The sector is under huge pressure to be more transparent, demonstrate impact and manage a complex range of stakeholders on limited resources. Getting your CEO and leadership team on social media is a quick and effective way to deal with all of these issues.

You also blog for the Guardian Voluntary Network among other places, mainly on Social Media – what trends have you seen developing over the past few years?

Boards are starting to engage with social media and are realising that digital carries huge opportunities for their charities as well as some risks. More charities are beginning to use LinkedIn as a way to develop relationships with corporates, local government and the media.

In the past you’ve also worked as the head of marketing for a charity. At that kind of level, what does the day-to-day of the job entail?

I developed the marketing strategy and then delivered it along with my team. On a day to day level we could be doing anything from running a campaign to working on the messaging for a corporate partnership. It was great experience as I also work with charities now on developing their marketing strategies and brands.

What have you found to be the most effective marketing tools? And how can you see that changing over the next few years?

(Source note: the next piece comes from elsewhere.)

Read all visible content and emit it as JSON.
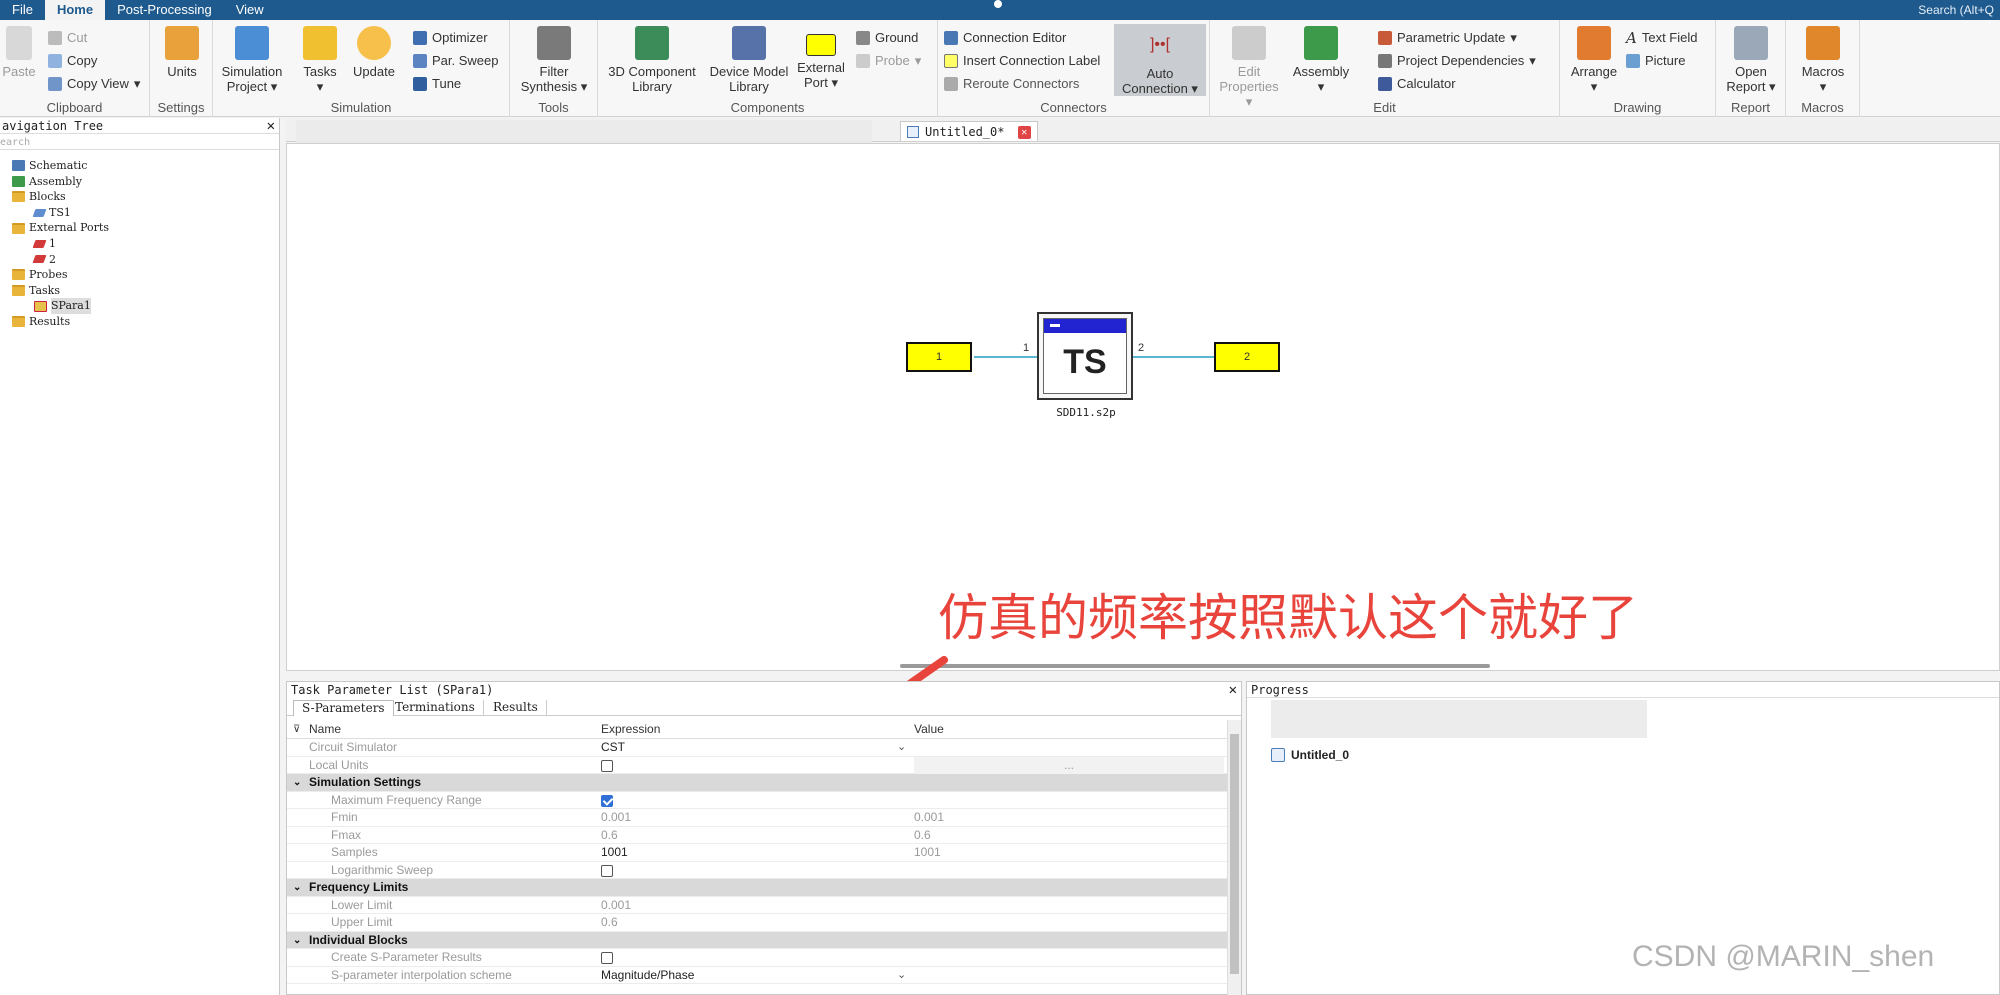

Digital marketing channels, from social media to e-newsletters to websites, are not going anywhere and offer great value for money. The most successful charities are the ones who truly integrate their on and offline marketing activities.

As well as everything else, you also offer consultancy and training. What are the main problems that you Social CEOs awardhave seen charities come up against?

Despite improvements in the economy, charities still have to deliver a lot on fairly tight budgets. It can be challenging for their leadership teams to block out time to map out their audience and work out how to integrate digital and marketing into their organisational strategies.

Finally, could you just remind us how people can get in touch with you, follow you on social media and the like?

Follow me on twitter @zoeamar or email me on zoe@zoeamar.com

People need to feel empowered to use social media, and this has to be led from the top. The right leadership, guidelines and training will all help.